- Assigned task: Set every entry down again exactly, omitting none.

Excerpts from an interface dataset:
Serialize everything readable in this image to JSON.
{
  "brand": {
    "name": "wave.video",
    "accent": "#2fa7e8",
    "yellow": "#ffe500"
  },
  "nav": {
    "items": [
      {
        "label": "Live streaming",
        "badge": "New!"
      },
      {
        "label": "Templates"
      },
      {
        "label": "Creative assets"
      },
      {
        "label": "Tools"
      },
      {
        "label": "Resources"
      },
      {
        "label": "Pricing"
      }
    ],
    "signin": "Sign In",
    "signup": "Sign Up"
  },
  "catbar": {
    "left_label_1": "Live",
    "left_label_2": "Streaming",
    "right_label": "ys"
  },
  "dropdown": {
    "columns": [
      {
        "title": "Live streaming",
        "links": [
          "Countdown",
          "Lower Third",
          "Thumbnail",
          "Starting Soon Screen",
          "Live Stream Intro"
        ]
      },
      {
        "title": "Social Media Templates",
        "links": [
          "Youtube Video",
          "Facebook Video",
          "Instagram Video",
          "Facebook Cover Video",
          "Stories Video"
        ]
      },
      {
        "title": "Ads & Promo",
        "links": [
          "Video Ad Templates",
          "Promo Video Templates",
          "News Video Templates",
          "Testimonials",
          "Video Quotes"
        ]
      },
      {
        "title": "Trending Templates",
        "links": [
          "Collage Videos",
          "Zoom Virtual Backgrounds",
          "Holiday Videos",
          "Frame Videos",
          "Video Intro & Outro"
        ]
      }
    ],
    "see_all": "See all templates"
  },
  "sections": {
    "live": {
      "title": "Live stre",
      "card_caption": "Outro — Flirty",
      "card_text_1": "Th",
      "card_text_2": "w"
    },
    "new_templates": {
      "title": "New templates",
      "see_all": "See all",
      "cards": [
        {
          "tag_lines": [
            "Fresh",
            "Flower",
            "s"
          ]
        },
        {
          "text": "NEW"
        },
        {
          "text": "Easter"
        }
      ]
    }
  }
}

- Completed task:
Serialize everything readable in this image to JSON.
{
  "brand": {
    "name": "wave.video",
    "accent": "#2fa7e8",
    "yellow": "#ffe500"
  },
  "nav": {
    "items": [
      {
        "label": "Live streaming",
        "badge": "New!"
      },
      {
        "label": "Templates"
      },
      {
        "label": "Creative assets"
      },
      {
        "label": "Tools"
      },
      {
        "label": "Resources"
      },
      {
        "label": "Pricing"
      }
    ],
    "signin": "Sign In",
    "signup": "Sign Up"
  },
  "catbar": {
    "left_label_1": "Live",
    "left_label_2": "Streaming",
    "right_label": "ys"
  },
  "dropdown": {
    "columns": [
      {
        "title": "Live streaming",
        "links": [
          "Countdown",
          "Lower Third",
          "Thumbnail",
          "Starting Soon Screen",
          "Live Stream Intro"
        ]
      },
      {
        "title": "Social Media Templates",
        "links": [
          "Youtube Video",
          "Facebook Video",
          "Instagram Video",
          "Facebook Cover Video",
          "Stories Video"
        ]
      },
      {
        "title": "Ads & Promo",
        "links": [
          "Video Ad Templates",
          "Promo Video Templates",
          "News Video Templates",
          "Testimonials",
          "Video Quotes"
        ]
      },
      {
        "title": "Trending Templates",
        "links": [
          "Collage Videos",
          "Zoom Virtual Backgrounds",
          "Holiday Videos",
          "Frame Videos",
          "Video Intro & Outro"
        ]
      }
    ],
    "see_all": "See all templates"
  },
  "sections": {
    "live": {
      "title": "Live stre",
      "card_caption": "Outro — Flirty",
      "card_text_1": "Th",
      "card_text_2": "w"
    },
    "new_templates": {
      "title": "New templates",
      "see_all": "See all",
      "cards": [
        {
          "tag_lines": [
            "Fresh",
            "Flower",
            "s"
          ]
        },
        {
          "text": "NEW"
        },
        {
          "text": "Easter"
        }
      ]
    }
  }
}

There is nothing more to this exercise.